The task calls for each record to be given again unchanged, minus any pictures.
|---|
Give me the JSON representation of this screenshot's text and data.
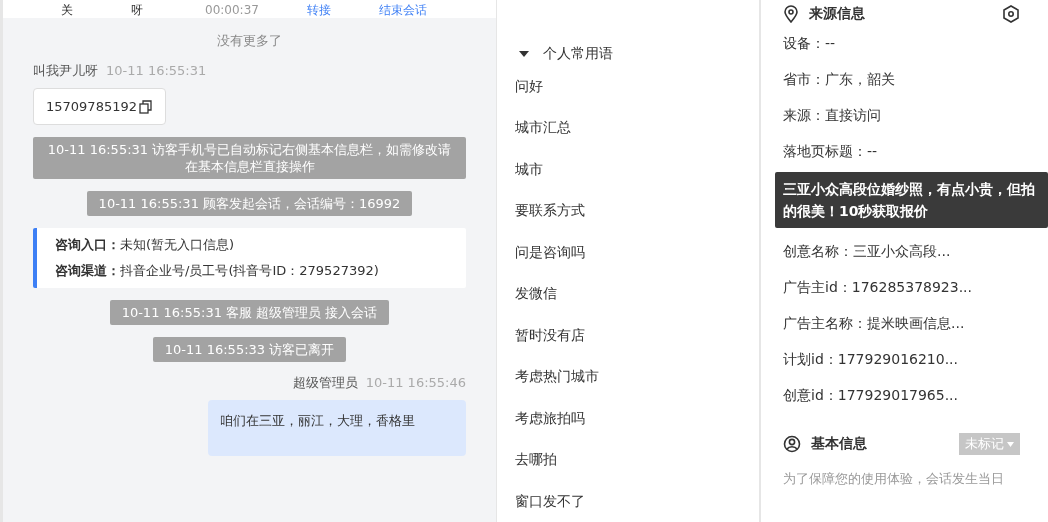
{
  "chat_header": {
    "cells": [
      "关",
      "呀",
      "00:00:37"
    ],
    "actions": [
      "转接",
      "结束会话"
    ]
  },
  "chat": {
    "no_more": "没有更多了",
    "messages": [
      {
        "kind": "visitor",
        "sender": "叫我尹儿呀",
        "time": "10-11 16:55:31",
        "text": "15709785192"
      },
      {
        "kind": "system",
        "text": "10-11 16:55:31 访客手机号已自动标记右侧基本信息栏，如需修改请在基本信息栏直接操作"
      },
      {
        "kind": "system",
        "text": "10-11 16:55:31 顾客发起会话，会话编号：16992"
      },
      {
        "kind": "info",
        "rows": [
          {
            "label": "咨询入口：",
            "value": "未知(暂无入口信息)"
          },
          {
            "label": "咨询渠道：",
            "value": "抖音企业号/员工号(抖音号ID：279527392)"
          }
        ]
      },
      {
        "kind": "system",
        "text": "10-11 16:55:31 客服 超级管理员 接入会话"
      },
      {
        "kind": "system",
        "text": "10-11 16:55:33 访客已离开"
      },
      {
        "kind": "agent",
        "sender": "超级管理员",
        "time": "10-11 16:55:46",
        "text": "咱们在三亚，丽江，大理，香格里"
      }
    ]
  },
  "phrases": {
    "group": {
      "label": "个人常用语",
      "expanded": true
    },
    "items": [
      "问好",
      "城市汇总",
      "城市",
      "要联系方式",
      "问是咨询吗",
      "发微信",
      "暂时没有店",
      "考虑热门城市",
      "考虑旅拍吗",
      "去哪拍",
      "窗口发不了"
    ]
  },
  "source_info": {
    "title": "来源信息",
    "rows_before": [
      "设备：--",
      "省市：广东，韶关",
      "来源：直接访问",
      "落地页标题：--"
    ],
    "tooltip": "三亚小众高段位婚纱照，有点小贵，但拍的很美！10秒获取报价",
    "rows_after": [
      "创意名称：三亚小众高段...",
      "广告主id：176285378923...",
      "广告主名称：提米映画信息...",
      "计划id：177929016210...",
      "创意id：177929017965..."
    ]
  },
  "basic_info": {
    "title": "基本信息",
    "tag": "未标记",
    "note": "为了保障您的使用体验，会话发生当日"
  }
}
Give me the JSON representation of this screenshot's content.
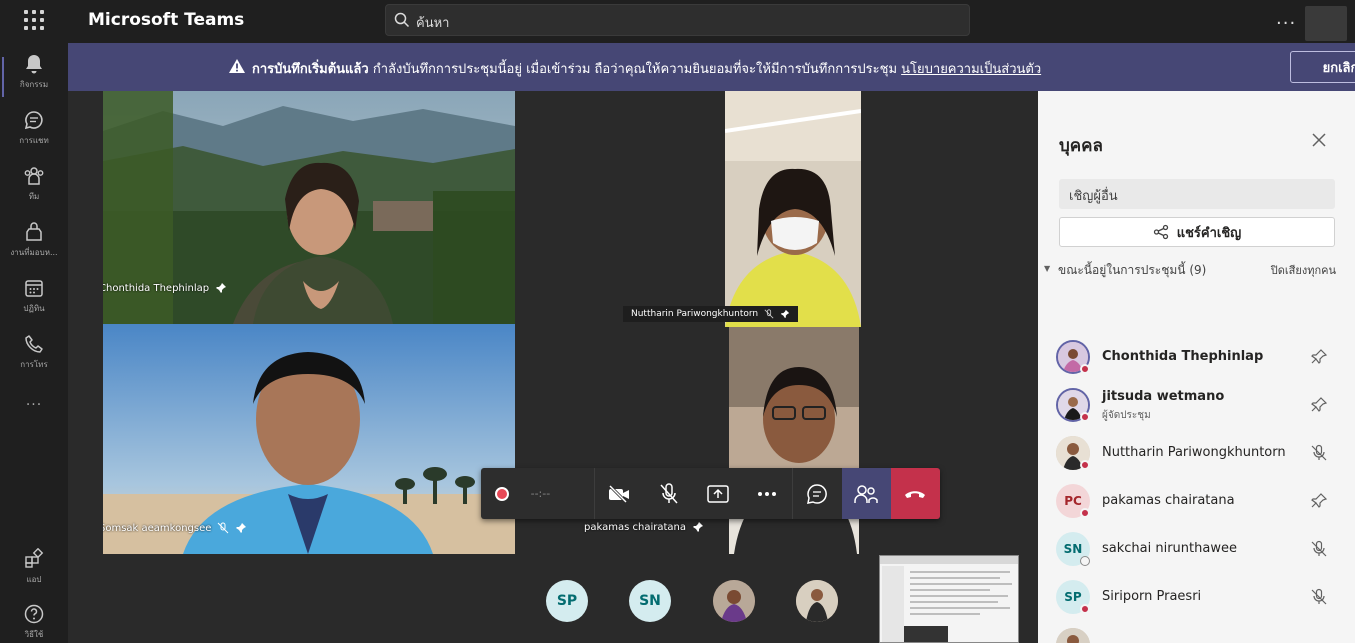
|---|
• ANSWER SECTION:
Give me the JSON representation of this screenshot's text and data.
{
  "chat_header": {
    "cells": [
      "关",
      "呀",
      "00:00:37"
    ],
    "actions": [
      "转接",
      "结束会话"
    ]
  },
  "chat": {
    "no_more": "没有更多了",
    "messages": [
      {
        "kind": "visitor",
        "sender": "叫我尹儿呀",
        "time": "10-11 16:55:31",
        "text": "15709785192"
      },
      {
        "kind": "system",
        "text": "10-11 16:55:31 访客手机号已自动标记右侧基本信息栏，如需修改请在基本信息栏直接操作"
      },
      {
        "kind": "system",
        "text": "10-11 16:55:31 顾客发起会话，会话编号：16992"
      },
      {
        "kind": "info",
        "rows": [
          {
            "label": "咨询入口：",
            "value": "未知(暂无入口信息)"
          },
          {
            "label": "咨询渠道：",
            "value": "抖音企业号/员工号(抖音号ID：279527392)"
          }
        ]
      },
      {
        "kind": "system",
        "text": "10-11 16:55:31 客服 超级管理员 接入会话"
      },
      {
        "kind": "system",
        "text": "10-11 16:55:33 访客已离开"
      },
      {
        "kind": "agent",
        "sender": "超级管理员",
        "time": "10-11 16:55:46",
        "text": "咱们在三亚，丽江，大理，香格里"
      }
    ]
  },
  "phrases": {
    "group": {
      "label": "个人常用语",
      "expanded": true
    },
    "items": [
      "问好",
      "城市汇总",
      "城市",
      "要联系方式",
      "问是咨询吗",
      "发微信",
      "暂时没有店",
      "考虑热门城市",
      "考虑旅拍吗",
      "去哪拍",
      "窗口发不了"
    ]
  },
  "source_info": {
    "title": "来源信息",
    "rows_before": [
      "设备：--",
      "省市：广东，韶关",
      "来源：直接访问",
      "落地页标题：--"
    ],
    "tooltip": "三亚小众高段位婚纱照，有点小贵，但拍的很美！10秒获取报价",
    "rows_after": [
      "创意名称：三亚小众高段...",
      "广告主id：176285378923...",
      "广告主名称：提米映画信息...",
      "计划id：177929016210...",
      "创意id：177929017965..."
    ]
  },
  "basic_info": {
    "title": "基本信息",
    "tag": "未标记",
    "note": "为了保障您的使用体验，会话发生当日"
  }
}
Give me the JSON representation of this screenshot's content.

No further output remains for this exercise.